Catching Up With A Bilbao Alum

Study abroad is a life-changing experience, and our program alumni are living proof that the decisions you make abroad can influence where life takes you after graduationWe love hearing from our alumni about how their time abroad has shaped their lives, so we reconnected with some alumni to chat about their study abroad experiences and where they are now. Keep reading to hear from Rochelle, a USAC Bilbao alum.

Rochelle graduated from the University of Nevada, Reno with degrees in International Affairs and Spanish. She studied abroad with USAC in Bilbao, Spain in the Fall of 2015. After graduation, Rochelle worked in the USAC Central Office before continuing her education in nursing.

Outside of the Guggenheim in Bilbao
Outside of the Guggenheim in Bilbao.

Why did you decide to study abroad?  

I decided to study abroad because I knew both of my majors would benefit from the classes offered. I also wanted to travel, and my sister had studied abroad in college and loved it, so I knew it was something I wanted to do.

Why did you choose your program?

I wanted to go to a Spanish-speaking country for my major. Bilbao stuck out to me because it seemed to be the best of both worlds. It was on the coast, so I could go to the beach, but it was also a city, so there would be a lot to do. I also wanted to travel around Europe, so Bilbao seemed like a great home base. 

How did study abroad fit into your academic and professional goals? 

Academically, it fit in extremely well. I was able to finish my Spanish major even faster because of the language tracks that Bilbao offered. All the courses I took while abroad went toward one of my degrees in some form or another. Professionally, I knew that studying abroad would look good on my future resume and that Bilbao offered many internships that I could take advantage of. 

Rochelle explores the region around Bilbao, Spain.

When did you graduate? What are you doing now?

I graduated in 2016 and immediately hopped on the first flight back to Spain that I could find. I loved study abroad so much, I decided I was ready to go back, so I taught English with the Ministry of Education. However, now I have switched gears, and I am currently halfway through finishing nursing school.

Looking back, how did study abroad play a role in getting you to where you are now?

Looking back, study abroad absolutely helped me academically, especially in allowing me to take more diverse courses and letting me finish my major faster. However, the biggest role it had was making me more flexible, and I think that has helped me to get to where I am today.

Studying abroad showed me that I could live in a new city with new friends and a new host family who did not speak English and love it. It made me more confident in my abilities and showed employers I was adaptable. Additionally, knowing a second language is always going to be useful. Before starting nursing school, I worked for a genetic research study, and being able to talk to Spanish-speaking patients was very helpful.

Why do you think international education is important?
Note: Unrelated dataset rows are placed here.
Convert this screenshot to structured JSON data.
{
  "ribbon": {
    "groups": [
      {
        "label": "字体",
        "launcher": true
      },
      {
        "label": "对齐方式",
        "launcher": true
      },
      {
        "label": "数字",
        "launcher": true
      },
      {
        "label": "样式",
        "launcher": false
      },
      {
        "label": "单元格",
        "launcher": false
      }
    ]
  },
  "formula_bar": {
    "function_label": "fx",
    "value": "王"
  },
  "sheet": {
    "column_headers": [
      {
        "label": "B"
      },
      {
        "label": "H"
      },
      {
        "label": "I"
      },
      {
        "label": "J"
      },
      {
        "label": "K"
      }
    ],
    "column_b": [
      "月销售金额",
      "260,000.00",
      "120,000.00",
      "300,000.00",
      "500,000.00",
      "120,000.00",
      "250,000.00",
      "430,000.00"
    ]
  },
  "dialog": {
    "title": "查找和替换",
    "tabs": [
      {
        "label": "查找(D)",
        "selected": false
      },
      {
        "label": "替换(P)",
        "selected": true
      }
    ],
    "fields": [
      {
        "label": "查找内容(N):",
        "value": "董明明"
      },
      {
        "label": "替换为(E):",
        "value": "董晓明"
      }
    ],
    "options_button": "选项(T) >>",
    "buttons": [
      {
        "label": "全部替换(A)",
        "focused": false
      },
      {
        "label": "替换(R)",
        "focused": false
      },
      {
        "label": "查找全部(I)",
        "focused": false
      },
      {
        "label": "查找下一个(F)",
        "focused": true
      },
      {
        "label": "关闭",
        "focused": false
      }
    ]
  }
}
International education is important because of all the reasons I have discussed above. Of course, studying abroad is going to add a lot to any major, because of the experience and the diversity of courses you get to take. It is so much more than that though. Studying abroad gave me the opportunity to travel while staying on track to graduate. Once students graduate there is a lot less opportunity to take six months off to go travel, so this is truly the best time to do it. It also exposed me to different people, cultures, and places, and helped me to grow as a person. 
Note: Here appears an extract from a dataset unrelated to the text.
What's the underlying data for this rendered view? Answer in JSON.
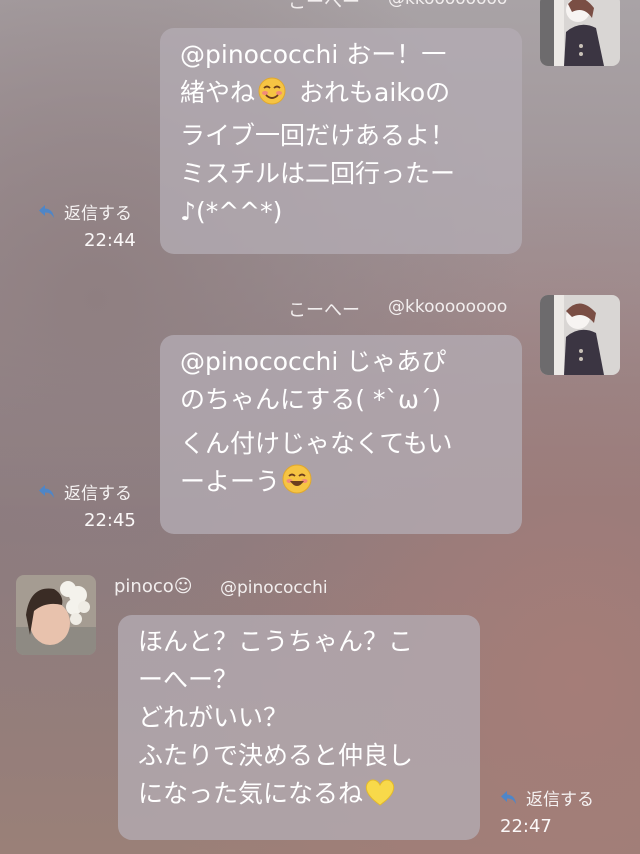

Rochelle shares a meal with her host family. Photo taken before COVID-19.

What was your favorite class you took while studying abroad?

My favorite class hands down was Basque Language & Culture. Every Friday we went on a field trip somewhere around Euskara, like Guernica or Saint Jean de Luz. While there, we would learn about the area and its importance to the Basque culture. We usually stopped for a Basque meal somewhere and learned some Basque language. Knowing a little Basque went a long way, especially in the small towns. This class was so fun, and I learned a lot about my host city and culture.
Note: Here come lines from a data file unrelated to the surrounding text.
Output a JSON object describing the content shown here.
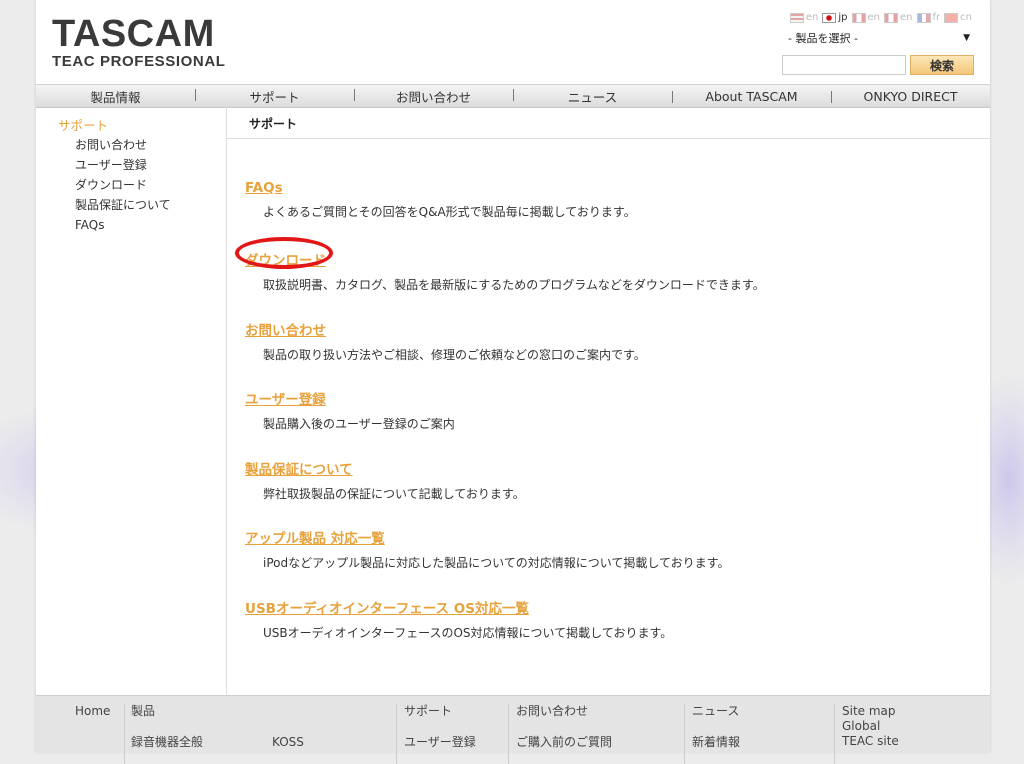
{
  "header": {
    "logo_main": "TASCAM",
    "logo_sub": "TEAC PROFESSIONAL",
    "languages": [
      {
        "code": "en",
        "flag": "us",
        "active": false
      },
      {
        "code": "jp",
        "flag": "jp",
        "active": true
      },
      {
        "code": "en",
        "flag": "ca",
        "active": false
      },
      {
        "code": "en",
        "flag": "ca",
        "active": false
      },
      {
        "code": "fr",
        "flag": "fr",
        "active": false
      },
      {
        "code": "cn",
        "flag": "cn",
        "active": false
      }
    ],
    "product_select_value": "- 製品を選択 -",
    "search_button_label": "検索",
    "search_value": ""
  },
  "nav": {
    "items": [
      "製品情報",
      "サポート",
      "お問い合わせ",
      "ニュース",
      "About TASCAM",
      "ONKYO DIRECT"
    ]
  },
  "sidebar": {
    "heading": "サポート",
    "items": [
      "お問い合わせ",
      "ユーザー登録",
      "ダウンロード",
      "製品保証について",
      "FAQs"
    ]
  },
  "main": {
    "breadcrumb": "サポート",
    "entries": [
      {
        "title": "FAQs",
        "desc": "よくあるご質問とその回答をQ&A形式で製品毎に掲載しております。"
      },
      {
        "title": "ダウンロード",
        "desc": "取扱説明書、カタログ、製品を最新版にするためのプログラムなどをダウンロードできます。"
      },
      {
        "title": "お問い合わせ",
        "desc": "製品の取り扱い方法やご相談、修理のご依頼などの窓口のご案内です。"
      },
      {
        "title": "ユーザー登録",
        "desc": "製品購入後のユーザー登録のご案内"
      },
      {
        "title": "製品保証について",
        "desc": "弊社取扱製品の保証について記載しております。"
      },
      {
        "title": "アップル製品 対応一覧",
        "desc": "iPodなどアップル製品に対応した製品についての対応情報について掲載しております。"
      },
      {
        "title": "USBオーディオインターフェース OS対応一覧",
        "desc": "USBオーディオインターフェースのOS対応情報について掲載しております。"
      }
    ]
  },
  "footer": {
    "home": "Home",
    "products": "製品",
    "products_all": "録音機器全般",
    "koss": "KOSS",
    "support": "サポート",
    "user_reg": "ユーザー登録",
    "contact": "お問い合わせ",
    "before_purchase": "ご購入前のご質問",
    "news": "ニュース",
    "new_info": "新着情報",
    "sitemap": "Site map",
    "global": "Global",
    "teac_site": "TEAC site"
  },
  "colors": {
    "accent": "#e8a23c",
    "highlight_circle": "#e31616"
  }
}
Do you plan on returning to your host city? If not, where do you plan on traveling next?

Yes! I think I have a problem. I have already been back three times to Bilbao, and I plan to visit again within the next couple of years. I am still in touch with my host family, and they always have my family and me over for a big lunch when I visit. 

Is there any advice you would give to students interested in studying abroad?

My advice for students interested in studying abroad is to make it happen. It does not matter where you go, but you’ve got to go. At first, I was nervous about the cost, but USAC’s affordable programs make it doable. Most programs were around the same cost as tuition for me, and some were even less than my normal tuition! I recommend a semester to really get the full experience, but if you can only do a summer or a winter, then do that. My semester in Bilbao was amazing, and I will always remember it. The only regret I had was not staying longer. Just go, trust me.

A spread of Basque cuisine commonly found in Bilbao.
If you’re a USAC alumni interested in sharing your study abroad story, reach out to us at